### Task details
Type out the data below in its entirety, exactly as given.

BEGIN Material shown

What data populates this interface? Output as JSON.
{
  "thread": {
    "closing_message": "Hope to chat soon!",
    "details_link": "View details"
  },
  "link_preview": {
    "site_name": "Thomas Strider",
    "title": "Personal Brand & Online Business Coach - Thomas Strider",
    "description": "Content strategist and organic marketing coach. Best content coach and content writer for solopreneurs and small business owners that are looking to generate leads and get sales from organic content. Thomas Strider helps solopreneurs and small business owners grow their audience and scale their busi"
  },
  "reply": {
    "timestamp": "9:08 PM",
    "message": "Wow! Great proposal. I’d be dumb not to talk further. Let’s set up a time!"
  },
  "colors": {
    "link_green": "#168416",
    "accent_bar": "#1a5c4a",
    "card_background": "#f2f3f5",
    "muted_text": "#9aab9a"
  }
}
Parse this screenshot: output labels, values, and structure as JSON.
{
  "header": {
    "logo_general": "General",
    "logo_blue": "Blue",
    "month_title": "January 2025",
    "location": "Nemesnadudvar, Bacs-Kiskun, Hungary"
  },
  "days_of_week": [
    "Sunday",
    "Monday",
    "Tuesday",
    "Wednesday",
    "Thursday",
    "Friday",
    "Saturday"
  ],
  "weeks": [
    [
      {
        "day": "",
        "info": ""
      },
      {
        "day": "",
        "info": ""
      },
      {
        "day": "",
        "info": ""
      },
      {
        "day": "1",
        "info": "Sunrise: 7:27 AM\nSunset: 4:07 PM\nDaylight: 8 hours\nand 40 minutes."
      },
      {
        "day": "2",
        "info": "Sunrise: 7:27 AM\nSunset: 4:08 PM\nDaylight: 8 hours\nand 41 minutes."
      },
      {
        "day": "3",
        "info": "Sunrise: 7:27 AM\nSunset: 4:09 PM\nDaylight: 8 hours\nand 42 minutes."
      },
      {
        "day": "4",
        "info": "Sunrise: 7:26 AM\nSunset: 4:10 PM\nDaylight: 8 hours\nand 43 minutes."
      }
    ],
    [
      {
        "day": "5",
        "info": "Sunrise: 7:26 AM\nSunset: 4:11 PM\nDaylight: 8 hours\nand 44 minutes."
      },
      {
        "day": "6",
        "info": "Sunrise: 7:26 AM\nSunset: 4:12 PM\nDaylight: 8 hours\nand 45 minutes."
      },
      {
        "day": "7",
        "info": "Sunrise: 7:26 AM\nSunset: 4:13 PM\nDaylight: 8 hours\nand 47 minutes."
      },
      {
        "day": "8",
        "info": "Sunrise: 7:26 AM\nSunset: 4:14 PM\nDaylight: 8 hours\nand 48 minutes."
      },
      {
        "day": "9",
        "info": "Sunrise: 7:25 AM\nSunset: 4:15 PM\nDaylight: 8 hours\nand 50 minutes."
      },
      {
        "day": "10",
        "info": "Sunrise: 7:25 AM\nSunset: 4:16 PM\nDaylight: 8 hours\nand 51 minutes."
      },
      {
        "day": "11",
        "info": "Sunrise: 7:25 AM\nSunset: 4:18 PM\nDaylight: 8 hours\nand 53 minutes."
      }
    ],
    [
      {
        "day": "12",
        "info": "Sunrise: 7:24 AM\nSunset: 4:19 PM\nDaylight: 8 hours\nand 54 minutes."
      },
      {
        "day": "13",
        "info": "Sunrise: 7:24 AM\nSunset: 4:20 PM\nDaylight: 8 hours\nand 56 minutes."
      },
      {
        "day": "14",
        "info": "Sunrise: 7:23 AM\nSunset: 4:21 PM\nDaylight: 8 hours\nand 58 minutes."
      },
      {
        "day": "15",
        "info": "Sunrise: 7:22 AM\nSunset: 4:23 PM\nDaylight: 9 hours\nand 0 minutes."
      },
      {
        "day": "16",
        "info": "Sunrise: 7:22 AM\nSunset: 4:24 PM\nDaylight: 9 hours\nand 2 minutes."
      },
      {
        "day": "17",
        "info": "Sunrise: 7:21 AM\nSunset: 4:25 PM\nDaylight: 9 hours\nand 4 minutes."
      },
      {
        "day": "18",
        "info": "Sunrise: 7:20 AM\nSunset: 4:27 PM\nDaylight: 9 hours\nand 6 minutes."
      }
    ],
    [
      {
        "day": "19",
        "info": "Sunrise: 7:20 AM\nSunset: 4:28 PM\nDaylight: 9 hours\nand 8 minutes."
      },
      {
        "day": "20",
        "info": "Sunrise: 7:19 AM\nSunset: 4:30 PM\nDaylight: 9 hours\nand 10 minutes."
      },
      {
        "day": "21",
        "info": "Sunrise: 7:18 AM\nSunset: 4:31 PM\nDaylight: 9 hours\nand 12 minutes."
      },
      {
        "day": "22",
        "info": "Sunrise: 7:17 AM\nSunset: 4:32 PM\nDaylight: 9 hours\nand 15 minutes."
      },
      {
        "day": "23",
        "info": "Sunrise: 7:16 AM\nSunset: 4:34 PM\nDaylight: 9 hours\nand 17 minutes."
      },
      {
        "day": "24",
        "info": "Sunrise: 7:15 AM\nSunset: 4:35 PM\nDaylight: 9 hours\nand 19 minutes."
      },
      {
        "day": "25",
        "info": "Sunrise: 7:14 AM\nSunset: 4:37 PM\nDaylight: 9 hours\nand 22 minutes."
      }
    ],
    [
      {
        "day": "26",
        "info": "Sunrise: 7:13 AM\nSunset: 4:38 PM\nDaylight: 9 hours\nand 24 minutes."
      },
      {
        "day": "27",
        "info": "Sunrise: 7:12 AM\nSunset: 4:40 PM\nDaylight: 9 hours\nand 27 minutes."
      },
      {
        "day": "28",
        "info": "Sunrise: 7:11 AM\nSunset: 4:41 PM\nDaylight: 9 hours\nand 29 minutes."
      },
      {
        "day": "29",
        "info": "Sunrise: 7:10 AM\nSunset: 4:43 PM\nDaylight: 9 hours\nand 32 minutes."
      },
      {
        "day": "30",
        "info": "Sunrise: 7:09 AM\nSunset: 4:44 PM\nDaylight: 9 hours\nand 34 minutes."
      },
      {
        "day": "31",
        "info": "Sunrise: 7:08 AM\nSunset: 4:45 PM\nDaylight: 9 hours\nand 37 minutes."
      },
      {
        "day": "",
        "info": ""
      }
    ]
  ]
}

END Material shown

### Output below
What data populates this interface? Output as JSON.
{
  "thread": {
    "closing_message": "Hope to chat soon!",
    "details_link": "View details"
  },
  "link_preview": {
    "site_name": "Thomas Strider",
    "title": "Personal Brand & Online Business Coach - Thomas Strider",
    "description": "Content strategist and organic marketing coach. Best content coach and content writer for solopreneurs and small business owners that are looking to generate leads and get sales from organic content. Thomas Strider helps solopreneurs and small business owners grow their audience and scale their busi"
  },
  "reply": {
    "timestamp": "9:08 PM",
    "message": "Wow! Great proposal. I’d be dumb not to talk further. Let’s set up a time!"
  },
  "colors": {
    "link_green": "#168416",
    "accent_bar": "#1a5c4a",
    "card_background": "#f2f3f5",
    "muted_text": "#9aab9a"
  }
}
Parse this screenshot: output labels, values, and structure as JSON.
{
  "header": {
    "logo_general": "General",
    "logo_blue": "Blue",
    "month_title": "January 2025",
    "location": "Nemesnadudvar, Bacs-Kiskun, Hungary"
  },
  "days_of_week": [
    "Sunday",
    "Monday",
    "Tuesday",
    "Wednesday",
    "Thursday",
    "Friday",
    "Saturday"
  ],
  "weeks": [
    [
      {
        "day": "",
        "info": ""
      },
      {
        "day": "",
        "info": ""
      },
      {
        "day": "",
        "info": ""
      },
      {
        "day": "1",
        "info": "Sunrise: 7:27 AM\nSunset: 4:07 PM\nDaylight: 8 hours\nand 40 minutes."
      },
      {
        "day": "2",
        "info": "Sunrise: 7:27 AM\nSunset: 4:08 PM\nDaylight: 8 hours\nand 41 minutes."
      },
      {
        "day": "3",
        "info": "Sunrise: 7:27 AM\nSunset: 4:09 PM\nDaylight: 8 hours\nand 42 minutes."
      },
      {
        "day": "4",
        "info": "Sunrise: 7:26 AM\nSunset: 4:10 PM\nDaylight: 8 hours\nand 43 minutes."
      }
    ],
    [
      {
        "day": "5",
        "info": "Sunrise: 7:26 AM\nSunset: 4:11 PM\nDaylight: 8 hours\nand 44 minutes."
      },
      {
        "day": "6",
        "info": "Sunrise: 7:26 AM\nSunset: 4:12 PM\nDaylight: 8 hours\nand 45 minutes."
      },
      {
        "day": "7",
        "info": "Sunrise: 7:26 AM\nSunset: 4:13 PM\nDaylight: 8 hours\nand 47 minutes."
      },
      {
        "day": "8",
        "info": "Sunrise: 7:26 AM\nSunset: 4:14 PM\nDaylight: 8 hours\nand 48 minutes."
      },
      {
        "day": "9",
        "info": "Sunrise: 7:25 AM\nSunset: 4:15 PM\nDaylight: 8 hours\nand 50 minutes."
      },
      {
        "day": "10",
        "info": "Sunrise: 7:25 AM\nSunset: 4:16 PM\nDaylight: 8 hours\nand 51 minutes."
      },
      {
        "day": "11",
        "info": "Sunrise: 7:25 AM\nSunset: 4:18 PM\nDaylight: 8 hours\nand 53 minutes."
      }
    ],
    [
      {
        "day": "12",
        "info": "Sunrise: 7:24 AM\nSunset: 4:19 PM\nDaylight: 8 hours\nand 54 minutes."
      },
      {
        "day": "13",
        "info": "Sunrise: 7:24 AM\nSunset: 4:20 PM\nDaylight: 8 hours\nand 56 minutes."
      },
      {
        "day": "14",
        "info": "Sunrise: 7:23 AM\nSunset: 4:21 PM\nDaylight: 8 hours\nand 58 minutes."
      },
      {
        "day": "15",
        "info": "Sunrise: 7:22 AM\nSunset: 4:23 PM\nDaylight: 9 hours\nand 0 minutes."
      },
      {
        "day": "16",
        "info": "Sunrise: 7:22 AM\nSunset: 4:24 PM\nDaylight: 9 hours\nand 2 minutes."
      },
      {
        "day": "17",
        "info": "Sunrise: 7:21 AM\nSunset: 4:25 PM\nDaylight: 9 hours\nand 4 minutes."
      },
      {
        "day": "18",
        "info": "Sunrise: 7:20 AM\nSunset: 4:27 PM\nDaylight: 9 hours\nand 6 minutes."
      }
    ],
    [
      {
        "day": "19",
        "info": "Sunrise: 7:20 AM\nSunset: 4:28 PM\nDaylight: 9 hours\nand 8 minutes."
      },
      {
        "day": "20",
        "info": "Sunrise: 7:19 AM\nSunset: 4:30 PM\nDaylight: 9 hours\nand 10 minutes."
      },
      {
        "day": "21",
        "info": "Sunrise: 7:18 AM\nSunset: 4:31 PM\nDaylight: 9 hours\nand 12 minutes."
      },
      {
        "day": "22",
        "info": "Sunrise: 7:17 AM\nSunset: 4:32 PM\nDaylight: 9 hours\nand 15 minutes."
      },
      {
        "day": "23",
        "info": "Sunrise: 7:16 AM\nSunset: 4:34 PM\nDaylight: 9 hours\nand 17 minutes."
      },
      {
        "day": "24",
        "info": "Sunrise: 7:15 AM\nSunset: 4:35 PM\nDaylight: 9 hours\nand 19 minutes."
      },
      {
        "day": "25",
        "info": "Sunrise: 7:14 AM\nSunset: 4:37 PM\nDaylight: 9 hours\nand 22 minutes."
      }
    ],
    [
      {
        "day": "26",
        "info": "Sunrise: 7:13 AM\nSunset: 4:38 PM\nDaylight: 9 hours\nand 24 minutes."
      },
      {
        "day": "27",
        "info": "Sunrise: 7:12 AM\nSunset: 4:40 PM\nDaylight: 9 hours\nand 27 minutes."
      },
      {
        "day": "28",
        "info": "Sunrise: 7:11 AM\nSunset: 4:41 PM\nDaylight: 9 hours\nand 29 minutes."
      },
      {
        "day": "29",
        "info": "Sunrise: 7:10 AM\nSunset: 4:43 PM\nDaylight: 9 hours\nand 32 minutes."
      },
      {
        "day": "30",
        "info": "Sunrise: 7:09 AM\nSunset: 4:44 PM\nDaylight: 9 hours\nand 34 minutes."
      },
      {
        "day": "31",
        "info": "Sunrise: 7:08 AM\nSunset: 4:45 PM\nDaylight: 9 hours\nand 37 minutes."
      },
      {
        "day": "",
        "info": ""
      }
    ]
  ]
}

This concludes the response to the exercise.